On to the range!
I brought my own driver and the Cleveland Classic out for a comparison test, and of course the Cleveland was at the top of the batting order. My first few swings were a little dicey, and the ball felt really hard coming off the face. I quickly switched to my driver just to see if there was a noticeable difference . . . ah, this is what a driver is supposed to feel like. My driver had that softer, trampoline-effect feeling that we’ve all gotten so accustomed to over the past decade. But wait, you didn’t think this was a done deal already, did you?

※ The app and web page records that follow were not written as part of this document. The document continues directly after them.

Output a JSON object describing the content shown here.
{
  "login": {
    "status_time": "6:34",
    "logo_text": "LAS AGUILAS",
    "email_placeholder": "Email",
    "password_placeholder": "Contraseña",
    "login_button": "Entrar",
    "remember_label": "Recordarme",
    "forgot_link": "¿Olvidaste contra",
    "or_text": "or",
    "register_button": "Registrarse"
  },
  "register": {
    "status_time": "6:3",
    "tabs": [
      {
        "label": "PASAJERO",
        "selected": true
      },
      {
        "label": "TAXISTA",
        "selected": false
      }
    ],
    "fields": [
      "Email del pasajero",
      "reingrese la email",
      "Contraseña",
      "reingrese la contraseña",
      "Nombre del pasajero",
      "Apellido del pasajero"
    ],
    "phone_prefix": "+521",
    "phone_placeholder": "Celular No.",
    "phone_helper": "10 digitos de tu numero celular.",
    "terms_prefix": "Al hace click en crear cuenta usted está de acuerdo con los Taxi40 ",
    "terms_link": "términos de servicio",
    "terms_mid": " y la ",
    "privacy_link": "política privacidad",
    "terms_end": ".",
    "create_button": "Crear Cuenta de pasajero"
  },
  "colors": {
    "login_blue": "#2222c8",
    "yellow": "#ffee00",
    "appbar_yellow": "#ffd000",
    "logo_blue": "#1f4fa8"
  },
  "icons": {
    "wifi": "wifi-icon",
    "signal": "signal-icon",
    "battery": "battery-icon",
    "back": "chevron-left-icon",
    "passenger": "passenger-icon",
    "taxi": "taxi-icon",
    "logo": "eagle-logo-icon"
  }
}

I went back to the Cleveland, and after grooving my swing a bit, I realized that the Cleveland Classic driver is essentially a wrecking ball on a stick. I became addicted to the feel of the club hitting the ball, it was like a new definition of what ‘power’ felt like. I can’t quite explain it – say, 5 years ago, did you ever notice the difference between hitting a Callaway driver and a Titleist driver? The Callaway was a softer, almost spongey-er feeling that endeared us to whatever technology was supposedly working on our behalf; the Titleist was more of a hard, solid “thwack” that only better players could really take advantage of. Well, the Cleveland Classic is like a new level of that Titleist feel – what I first thought was a “hard” clubface soon had me feeling like I was absolutely hammering the ball with only my swing, no techno-whizz involved (when of course there’s plenty of technology packed in . . . this clubface is hot!).
I’m thinking this is where the genius of this club lies: they tried to recreate the look, sound, and feel of an old persimmon wood – I don’t necessarily care for the looks, I don’t care about the sound (not sure why anyone ever does), but somehow in this process Cleveland seems to have nailed down the most authentic/satisfying ballstriking sensation to date. I wish I was a righty, then I could get my buddies to try it and tell me if I’m crazy.
This is a stretch, but the whole thing reminds me of that movie Alpha Dog that had Justin Timberlake in it. At first glance, it’s gotta be a horrible movie if they had to resort to the gimmick of hiring Justing Timberlake for his first acting role. Turns out, the movie is completely legitimate and Justin Timberlake gave the best performance of the bunch. I think Cleveland pulled a similar move – they went with the old-school concept and turned off folks like myself who thought it seemed like a silly trick to stand out in the driver market. But oddly enough, the club is for real, and it could be the old-school vision that made the driver as good as it is. Does that make sense? My head hurts. I have to wonder if Cleveland would eventually be better served to offer the same technology in a clubhead with modern style . . . perhaps it would just be lost in the shuffle of all other drivers claiming to be the longest, hottest, most-likely-to-be-president driver yet.
This isn’t exactly a nail-biter at this point – this club is now in my bag. I still prefer the look of my old driver when I address the ball, but that’s a novelty that wears off after a few months anyway. When it comes to moving the ball out into the fairway, I’m going with the Cleveland Classic driver all day . . . until further notice, of course.
P.S. – Yes, the headcover is cool, but . . . are you serious?! Who cares!